72 stolen Benin artefacts have been officially returned to Nigeria by a modest museum in south-east London.
The objects, which were forcibly removed from Benin City in 1897, have now been restored to the Nigerian government by the Horniman Museum in southeast London.
The Horniman responded to a request from Nigeria’s National Commission for Museums and Monuments (NCMM) by describing restoring the stolen items as a “moral and appropriate” action.
The fate of thousands of artefacts kept at major institutions throughout the world, such as the British Museum, is still up in the air.
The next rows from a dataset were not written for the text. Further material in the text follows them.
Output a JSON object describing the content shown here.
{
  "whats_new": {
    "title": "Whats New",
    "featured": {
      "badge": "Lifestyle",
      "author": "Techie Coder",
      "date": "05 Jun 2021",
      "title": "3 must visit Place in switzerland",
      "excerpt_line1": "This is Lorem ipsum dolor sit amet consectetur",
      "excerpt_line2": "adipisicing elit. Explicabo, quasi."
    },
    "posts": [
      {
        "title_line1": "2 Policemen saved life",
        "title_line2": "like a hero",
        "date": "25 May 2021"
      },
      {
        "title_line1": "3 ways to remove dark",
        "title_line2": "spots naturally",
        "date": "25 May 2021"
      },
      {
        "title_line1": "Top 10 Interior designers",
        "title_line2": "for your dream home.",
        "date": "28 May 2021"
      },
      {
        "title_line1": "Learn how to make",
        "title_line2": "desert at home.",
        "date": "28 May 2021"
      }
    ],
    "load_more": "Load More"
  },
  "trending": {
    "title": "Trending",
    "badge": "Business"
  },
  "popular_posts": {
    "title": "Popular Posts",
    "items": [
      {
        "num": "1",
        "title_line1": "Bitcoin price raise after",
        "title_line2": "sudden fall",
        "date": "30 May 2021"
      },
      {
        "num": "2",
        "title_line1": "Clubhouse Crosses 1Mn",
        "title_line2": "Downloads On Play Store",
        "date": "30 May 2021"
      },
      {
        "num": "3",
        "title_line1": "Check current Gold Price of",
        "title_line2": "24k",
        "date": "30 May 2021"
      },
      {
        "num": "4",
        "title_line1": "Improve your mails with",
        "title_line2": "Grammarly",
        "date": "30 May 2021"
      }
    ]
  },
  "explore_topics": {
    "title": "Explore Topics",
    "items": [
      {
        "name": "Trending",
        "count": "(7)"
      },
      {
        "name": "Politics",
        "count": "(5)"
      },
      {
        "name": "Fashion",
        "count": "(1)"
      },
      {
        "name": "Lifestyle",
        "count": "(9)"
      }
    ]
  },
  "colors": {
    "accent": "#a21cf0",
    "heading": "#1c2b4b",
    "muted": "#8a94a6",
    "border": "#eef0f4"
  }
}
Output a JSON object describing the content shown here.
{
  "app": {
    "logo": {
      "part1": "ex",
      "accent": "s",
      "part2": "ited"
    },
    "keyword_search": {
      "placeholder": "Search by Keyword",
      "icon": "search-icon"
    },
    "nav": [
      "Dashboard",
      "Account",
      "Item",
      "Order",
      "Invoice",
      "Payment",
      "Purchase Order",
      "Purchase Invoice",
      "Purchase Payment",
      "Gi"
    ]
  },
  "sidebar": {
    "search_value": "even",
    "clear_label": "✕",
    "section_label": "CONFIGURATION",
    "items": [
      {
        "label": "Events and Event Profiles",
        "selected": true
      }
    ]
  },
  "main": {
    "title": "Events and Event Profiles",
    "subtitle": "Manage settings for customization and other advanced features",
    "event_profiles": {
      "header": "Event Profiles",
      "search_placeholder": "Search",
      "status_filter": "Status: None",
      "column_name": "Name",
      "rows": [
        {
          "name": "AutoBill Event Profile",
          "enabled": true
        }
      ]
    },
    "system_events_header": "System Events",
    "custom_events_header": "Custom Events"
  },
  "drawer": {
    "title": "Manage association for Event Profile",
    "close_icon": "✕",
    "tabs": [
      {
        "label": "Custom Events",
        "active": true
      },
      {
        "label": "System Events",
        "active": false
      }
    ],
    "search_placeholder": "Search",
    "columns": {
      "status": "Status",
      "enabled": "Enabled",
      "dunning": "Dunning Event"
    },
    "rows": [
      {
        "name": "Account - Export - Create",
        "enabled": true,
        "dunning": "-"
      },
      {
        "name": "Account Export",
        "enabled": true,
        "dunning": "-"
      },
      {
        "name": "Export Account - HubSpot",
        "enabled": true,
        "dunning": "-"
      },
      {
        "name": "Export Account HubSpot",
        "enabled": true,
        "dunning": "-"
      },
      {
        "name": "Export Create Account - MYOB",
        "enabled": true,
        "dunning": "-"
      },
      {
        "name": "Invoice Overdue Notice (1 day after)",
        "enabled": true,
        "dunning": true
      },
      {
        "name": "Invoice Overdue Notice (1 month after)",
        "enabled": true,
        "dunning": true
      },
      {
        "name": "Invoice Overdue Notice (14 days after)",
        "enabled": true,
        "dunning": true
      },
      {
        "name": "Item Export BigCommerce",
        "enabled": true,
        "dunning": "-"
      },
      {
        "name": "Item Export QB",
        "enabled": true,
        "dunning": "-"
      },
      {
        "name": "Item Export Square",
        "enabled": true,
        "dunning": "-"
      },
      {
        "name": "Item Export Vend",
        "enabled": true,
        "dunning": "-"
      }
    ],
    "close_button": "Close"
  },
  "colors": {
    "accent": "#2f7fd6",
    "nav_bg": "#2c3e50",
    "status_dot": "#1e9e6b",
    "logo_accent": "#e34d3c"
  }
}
At a ceremony to celebrate the transfer of ownership of 72 seized items, the first six pieces that were returned—including two “Benin Bronze” plaques from the royal palace—were delivered to Nigerian officials.
British soldiers took the goods from Benin City in February 1897.
Before the official handover, journalists questioned Professor Abba Tijani, director-general of the NCMM, and Nick Merriman, CEO of the Horniman Museum and Gardens, about whether they were frustrated by the British Museum’s apparent reluctance to transfer the 900 objects it has held for more than a century.
Mr. Merriman, who said the Horniman had been an ‘excellent example’ of leadership, stated: ‘Journalists who ask me about the Benin return always want to ask me about the British Museum.
‘I would rather talk about what an excellent example the Horniman is rather than answer questions about the British Museum.’
Professor Tijani later explained that about 5,000 Benin bronzes are currently “scattered” around the world.
He expressed his hope that discussions with various organizations would lead to agreements that may signal the return of the artifacts from countries like Germany and the United States.